ASSIGNED TASK => Lines containing the word "text": say how many there are in the listing, with only the number as the answer.

*** Begin section ***

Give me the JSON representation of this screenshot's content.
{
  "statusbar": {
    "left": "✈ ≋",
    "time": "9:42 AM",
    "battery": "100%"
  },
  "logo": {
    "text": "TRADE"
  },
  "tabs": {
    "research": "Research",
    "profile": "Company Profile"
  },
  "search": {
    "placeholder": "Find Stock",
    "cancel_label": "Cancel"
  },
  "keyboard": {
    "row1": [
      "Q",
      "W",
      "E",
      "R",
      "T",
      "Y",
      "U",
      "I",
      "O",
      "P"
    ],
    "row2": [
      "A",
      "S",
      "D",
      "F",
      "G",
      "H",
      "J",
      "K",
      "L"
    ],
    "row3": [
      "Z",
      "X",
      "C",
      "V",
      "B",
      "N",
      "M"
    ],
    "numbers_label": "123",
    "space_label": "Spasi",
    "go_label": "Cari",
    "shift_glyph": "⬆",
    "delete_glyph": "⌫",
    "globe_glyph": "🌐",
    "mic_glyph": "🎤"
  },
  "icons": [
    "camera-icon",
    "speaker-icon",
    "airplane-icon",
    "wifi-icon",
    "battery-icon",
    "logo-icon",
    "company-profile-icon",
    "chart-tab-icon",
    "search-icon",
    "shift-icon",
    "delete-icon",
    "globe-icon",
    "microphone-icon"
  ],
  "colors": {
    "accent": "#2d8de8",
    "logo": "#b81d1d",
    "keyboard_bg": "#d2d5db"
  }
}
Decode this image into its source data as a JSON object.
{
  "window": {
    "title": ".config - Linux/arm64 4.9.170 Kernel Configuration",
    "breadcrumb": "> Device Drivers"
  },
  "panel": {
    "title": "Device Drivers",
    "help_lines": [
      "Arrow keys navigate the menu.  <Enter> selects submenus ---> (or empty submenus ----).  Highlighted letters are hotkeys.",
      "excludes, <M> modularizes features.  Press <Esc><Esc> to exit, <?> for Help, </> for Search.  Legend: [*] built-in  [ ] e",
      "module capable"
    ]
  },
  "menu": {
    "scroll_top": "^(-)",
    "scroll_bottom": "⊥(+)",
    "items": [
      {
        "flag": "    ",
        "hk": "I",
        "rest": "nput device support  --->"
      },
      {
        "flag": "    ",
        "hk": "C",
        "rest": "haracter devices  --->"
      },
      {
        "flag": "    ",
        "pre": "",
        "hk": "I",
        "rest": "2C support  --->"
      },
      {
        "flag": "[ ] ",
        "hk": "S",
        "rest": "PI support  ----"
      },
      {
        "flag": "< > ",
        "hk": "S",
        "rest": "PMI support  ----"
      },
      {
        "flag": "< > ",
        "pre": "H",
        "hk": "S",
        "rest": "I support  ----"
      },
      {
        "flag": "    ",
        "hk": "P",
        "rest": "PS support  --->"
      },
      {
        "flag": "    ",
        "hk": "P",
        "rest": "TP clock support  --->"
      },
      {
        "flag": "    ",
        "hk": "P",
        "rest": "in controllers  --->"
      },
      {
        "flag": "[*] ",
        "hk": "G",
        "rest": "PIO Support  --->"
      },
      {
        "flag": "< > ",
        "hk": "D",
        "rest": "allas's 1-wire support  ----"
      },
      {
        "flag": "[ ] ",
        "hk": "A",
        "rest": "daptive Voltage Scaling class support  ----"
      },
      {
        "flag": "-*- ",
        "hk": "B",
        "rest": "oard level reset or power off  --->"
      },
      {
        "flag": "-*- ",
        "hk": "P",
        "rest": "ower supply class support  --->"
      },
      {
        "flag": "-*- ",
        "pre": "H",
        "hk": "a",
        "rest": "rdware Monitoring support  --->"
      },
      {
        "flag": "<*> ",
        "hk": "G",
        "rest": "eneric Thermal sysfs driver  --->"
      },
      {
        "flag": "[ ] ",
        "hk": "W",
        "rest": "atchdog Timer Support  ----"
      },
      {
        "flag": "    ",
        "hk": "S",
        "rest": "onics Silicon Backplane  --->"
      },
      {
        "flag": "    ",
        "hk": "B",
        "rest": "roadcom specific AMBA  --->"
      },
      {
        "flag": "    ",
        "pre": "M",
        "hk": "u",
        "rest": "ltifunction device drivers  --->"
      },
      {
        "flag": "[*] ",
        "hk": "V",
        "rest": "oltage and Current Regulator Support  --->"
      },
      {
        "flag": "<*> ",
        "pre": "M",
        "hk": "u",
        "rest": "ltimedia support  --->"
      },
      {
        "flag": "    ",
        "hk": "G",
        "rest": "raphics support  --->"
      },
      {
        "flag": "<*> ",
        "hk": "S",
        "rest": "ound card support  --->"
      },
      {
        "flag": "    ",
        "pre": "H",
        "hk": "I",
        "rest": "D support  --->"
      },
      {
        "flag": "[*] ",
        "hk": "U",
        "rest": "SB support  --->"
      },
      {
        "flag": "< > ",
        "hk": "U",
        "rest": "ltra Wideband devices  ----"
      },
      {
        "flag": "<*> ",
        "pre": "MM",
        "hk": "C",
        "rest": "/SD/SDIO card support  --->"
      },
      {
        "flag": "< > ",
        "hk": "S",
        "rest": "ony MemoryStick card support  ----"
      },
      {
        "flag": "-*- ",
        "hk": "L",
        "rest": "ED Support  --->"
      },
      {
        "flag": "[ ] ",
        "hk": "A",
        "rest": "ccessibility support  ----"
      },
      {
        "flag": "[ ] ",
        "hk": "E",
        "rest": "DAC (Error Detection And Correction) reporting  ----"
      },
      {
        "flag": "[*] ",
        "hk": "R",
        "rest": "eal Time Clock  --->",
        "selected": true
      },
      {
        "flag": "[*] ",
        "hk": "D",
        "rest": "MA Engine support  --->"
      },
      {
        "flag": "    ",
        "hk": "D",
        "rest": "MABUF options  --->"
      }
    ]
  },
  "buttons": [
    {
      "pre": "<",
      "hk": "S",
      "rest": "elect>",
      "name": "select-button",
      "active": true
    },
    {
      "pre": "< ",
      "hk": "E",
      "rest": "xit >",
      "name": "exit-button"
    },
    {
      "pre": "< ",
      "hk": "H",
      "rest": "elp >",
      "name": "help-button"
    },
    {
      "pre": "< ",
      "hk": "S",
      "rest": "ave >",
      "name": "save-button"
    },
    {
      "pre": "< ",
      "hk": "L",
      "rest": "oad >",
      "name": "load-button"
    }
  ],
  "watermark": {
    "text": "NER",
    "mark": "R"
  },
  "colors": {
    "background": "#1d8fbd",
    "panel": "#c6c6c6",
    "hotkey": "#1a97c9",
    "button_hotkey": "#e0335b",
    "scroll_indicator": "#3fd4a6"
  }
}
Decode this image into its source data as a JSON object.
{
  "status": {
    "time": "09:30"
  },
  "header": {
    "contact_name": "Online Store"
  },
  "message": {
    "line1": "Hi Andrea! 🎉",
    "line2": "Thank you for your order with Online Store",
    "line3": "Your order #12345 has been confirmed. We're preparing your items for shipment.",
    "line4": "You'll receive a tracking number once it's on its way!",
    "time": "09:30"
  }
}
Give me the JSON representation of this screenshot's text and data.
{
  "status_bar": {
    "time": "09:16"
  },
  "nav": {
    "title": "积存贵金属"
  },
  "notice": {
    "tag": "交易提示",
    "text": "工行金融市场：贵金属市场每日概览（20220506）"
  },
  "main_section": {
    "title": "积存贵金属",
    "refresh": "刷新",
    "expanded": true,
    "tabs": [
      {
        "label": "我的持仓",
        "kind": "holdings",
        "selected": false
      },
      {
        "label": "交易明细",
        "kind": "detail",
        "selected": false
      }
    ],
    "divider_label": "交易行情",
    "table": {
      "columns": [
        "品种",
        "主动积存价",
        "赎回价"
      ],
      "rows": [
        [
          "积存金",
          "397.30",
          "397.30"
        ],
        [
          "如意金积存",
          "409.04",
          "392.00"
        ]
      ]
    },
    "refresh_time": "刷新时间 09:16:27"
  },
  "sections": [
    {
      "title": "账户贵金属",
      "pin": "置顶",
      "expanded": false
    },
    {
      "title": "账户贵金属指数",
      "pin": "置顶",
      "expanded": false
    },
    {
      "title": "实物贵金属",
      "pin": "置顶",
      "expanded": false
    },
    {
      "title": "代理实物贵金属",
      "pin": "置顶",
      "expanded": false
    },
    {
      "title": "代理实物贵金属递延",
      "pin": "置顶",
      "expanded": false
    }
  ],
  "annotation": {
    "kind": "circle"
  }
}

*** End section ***

ANSWER SECTION => 4